  • They are not evaluated by experts but by the magazine editors or staff.
  • They usually lack citations for sources used.


For even more detailed help see our
Distinguish between Scholarly and Popular Journals guide.

CRAAP Test: Tips on Evaluating Sources

Some things to consider in evaluating the quality of research sources:

Currency: the timeliness of the information

  • How recent is the information?
  • Can you locate a date when the page(s) were written/created/updated?
  • Based on your topic, is the information current enough?

Reliability: importance of the information

  • What kind of information is included in the Web site?
  • Is the content primarily fact, or opinion?

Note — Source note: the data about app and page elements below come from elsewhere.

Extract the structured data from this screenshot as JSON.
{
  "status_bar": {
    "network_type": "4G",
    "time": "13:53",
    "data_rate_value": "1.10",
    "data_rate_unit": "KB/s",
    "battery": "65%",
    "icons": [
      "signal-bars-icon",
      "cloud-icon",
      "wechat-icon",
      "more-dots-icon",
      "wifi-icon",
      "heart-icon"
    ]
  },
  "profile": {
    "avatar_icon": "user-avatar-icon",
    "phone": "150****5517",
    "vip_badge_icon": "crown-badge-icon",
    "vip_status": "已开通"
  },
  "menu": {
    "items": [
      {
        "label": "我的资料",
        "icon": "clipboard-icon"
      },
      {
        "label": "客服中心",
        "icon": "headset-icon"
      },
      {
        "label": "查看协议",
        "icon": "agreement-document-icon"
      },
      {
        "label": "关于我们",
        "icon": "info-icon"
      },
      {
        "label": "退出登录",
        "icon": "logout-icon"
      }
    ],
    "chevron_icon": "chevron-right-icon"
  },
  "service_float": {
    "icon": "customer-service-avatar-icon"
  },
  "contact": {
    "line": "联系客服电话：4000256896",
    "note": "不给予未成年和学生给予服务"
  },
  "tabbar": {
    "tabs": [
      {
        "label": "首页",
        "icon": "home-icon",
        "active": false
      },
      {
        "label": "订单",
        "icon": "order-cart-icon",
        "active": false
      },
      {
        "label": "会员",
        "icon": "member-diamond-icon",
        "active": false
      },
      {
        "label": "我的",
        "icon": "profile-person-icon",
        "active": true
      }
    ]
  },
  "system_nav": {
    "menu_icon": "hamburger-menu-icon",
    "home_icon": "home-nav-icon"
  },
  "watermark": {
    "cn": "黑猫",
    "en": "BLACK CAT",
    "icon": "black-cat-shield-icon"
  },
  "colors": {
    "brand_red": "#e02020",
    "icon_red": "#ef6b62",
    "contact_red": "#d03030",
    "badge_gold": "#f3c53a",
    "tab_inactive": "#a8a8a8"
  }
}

Is the information balanced, or biased?
  • Does the author provide references for quotations and data?
  • If there are links, do they work?

Authority: the source of the information

  • Can you determine who the author/creator is? is there a way to contact them?
  • What are their credentials (education, affiliation, experience, etc.)?
  • Who is the publisher or sponsor of the site? Are they reputable?

Accuracy: the reliability, truthfulness, and correctness of the information

  • Is it accurate? Is it supported by evidence?
  • Is the information balanced or biased?
  • Was it peer-reviewed?
  • Can you verify the information from another reliable source?
  • Are there spelling, grammar, or typographical errors?
  • Can you determine who the author/creator is? is there a way to contact them?

Purpose: the reason the information exists

  • What's the intent of the Web site (to persuade, to sell you something, etc.)?
  • What is the domain (.edu, .org, .com, etc.)? 
  • Are there ads on the Web site?
  • How do they relate to the topic being covered (e.g., an ad for ammunition next to an article about firearms legislation)?
  • Is the author presenting fact, or opinion? Who might benefit from a reader believing this Web site?
  • Based on the writing style, who is the intended audience?


The CRAAP Test was developed by librarians at California State University, Chico.